> **Exercise details**
In which lines of the data does the string "icon" appear? Copy every one.

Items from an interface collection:
:::
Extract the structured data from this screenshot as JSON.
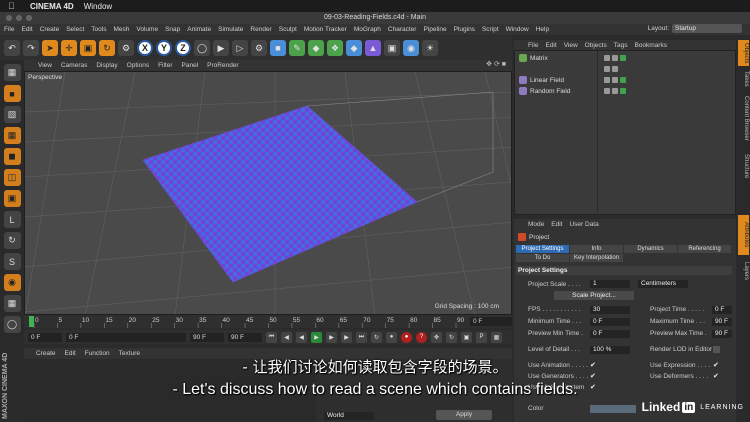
{
  "mac_menubar": {
    "app": "CINEMA 4D",
    "window": "Window"
  },
  "window_title": "09-03-Reading-Fields.c4d - Main",
  "menu": [
    "File",
    "Edit",
    "Create",
    "Select",
    "Tools",
    "Mesh",
    "Volume",
    "Snap",
    "Animate",
    "Simulate",
    "Render",
    "Sculpt",
    "Motion Tracker",
    "MoGraph",
    "Character",
    "Pipeline",
    "Plugins",
    "Script",
    "Window",
    "Help"
  ],
  "layout": {
    "label": "Layout:",
    "value": "Startup"
  },
  "toolbar": {
    "axis_x": "X",
    "axis_y": "Y",
    "axis_z": "Z"
  },
  "viewport": {
    "menu": [
      "View",
      "Cameras",
      "Display",
      "Options",
      "Filter",
      "Panel",
      "ProRender"
    ],
    "label": "Perspective",
    "grid_spacing": "Grid Spacing : 100 cm"
  },
  "timeline": {
    "ticks": [
      "0",
      "5",
      "10",
      "15",
      "20",
      "25",
      "30",
      "35",
      "40",
      "45",
      "50",
      "55",
      "60",
      "65",
      "70",
      "75",
      "80",
      "85",
      "90"
    ],
    "current_frame": "0 F"
  },
  "playbar": {
    "start": "0 F",
    "min": "0 F",
    "max": "90 F",
    "end": "90 F"
  },
  "material_menu": [
    "Create",
    "Edit",
    "Function",
    "Texture"
  ],
  "coords": {
    "apply": "Apply",
    "world": "World"
  },
  "maxon_logo": "MAXON CINEMA 4D",
  "object_manager": {
    "menu": [
      "File",
      "Edit",
      "View",
      "Objects",
      "Tags",
      "Bookmarks"
    ],
    "items": [
      {
        "name": "Matrix",
        "icon": "matrix-icon"
      },
      {
        "name": "Linear Field",
        "icon": "linear-field-icon"
      },
      {
        "name": "Random Field",
        "icon": "random-field-icon"
      }
    ]
  },
  "right_tabs": [
    "Objects",
    "Takes",
    "Content Browser",
    "Structure",
    "Attributes",
    "Layers"
  ],
  "attributes": {
    "menu": [
      "Mode",
      "Edit",
      "User Data"
    ],
    "title": "Project",
    "tabs": [
      "Project Settings",
      "Info",
      "Dynamics",
      "Referencing",
      "To Do",
      "Key Interpolation"
    ],
    "section": "Project Settings",
    "project_scale_label": "Project Scale . . . .",
    "project_scale_value": "1",
    "project_scale_unit": "Centimeters",
    "scale_project_button": "Scale Project...",
    "left_fields": [
      {
        "label": "FPS . . . . . . . . . . .",
        "value": "30"
      },
      {
        "label": "Minimum Time . . .",
        "value": "0 F"
      },
      {
        "label": "Preview Min Time .",
        "value": "0 F"
      },
      {
        "label": "Level of Detail . . .",
        "value": "100 %"
      }
    ],
    "right_fields": [
      {
        "label": "Project Time . . . . .",
        "value": "0 F"
      },
      {
        "label": "Maximum Time . . .",
        "value": "90 F"
      },
      {
        "label": "Preview Max Time .",
        "value": "90 F"
      }
    ],
    "render_lod": "Render LOD in Editor",
    "checks": [
      {
        "label": "Use Animation . . . . .",
        "value": "✔"
      },
      {
        "label": "Use Generators . . . .",
        "value": "✔"
      },
      {
        "label": "Use Motion System",
        "value": "✔"
      },
      {
        "label": "Use Expression . . . .",
        "value": "✔"
      },
      {
        "label": "Use Deformers . . . .",
        "value": "✔"
      }
    ],
    "color_label": "Color"
  },
  "subtitles": {
    "zh": "- 让我们讨论如何读取包含字段的场景。",
    "en": "- Let's discuss how to read a scene which contains fields."
  },
  "watermark": {
    "brand": "Linked",
    "in": "in",
    "learning": "LEARNING"
  }
}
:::
> **Answer to this exercise**
        "icon": "matrix-icon"
        "icon": "linear-field-icon"
        "icon": "random-field-icon"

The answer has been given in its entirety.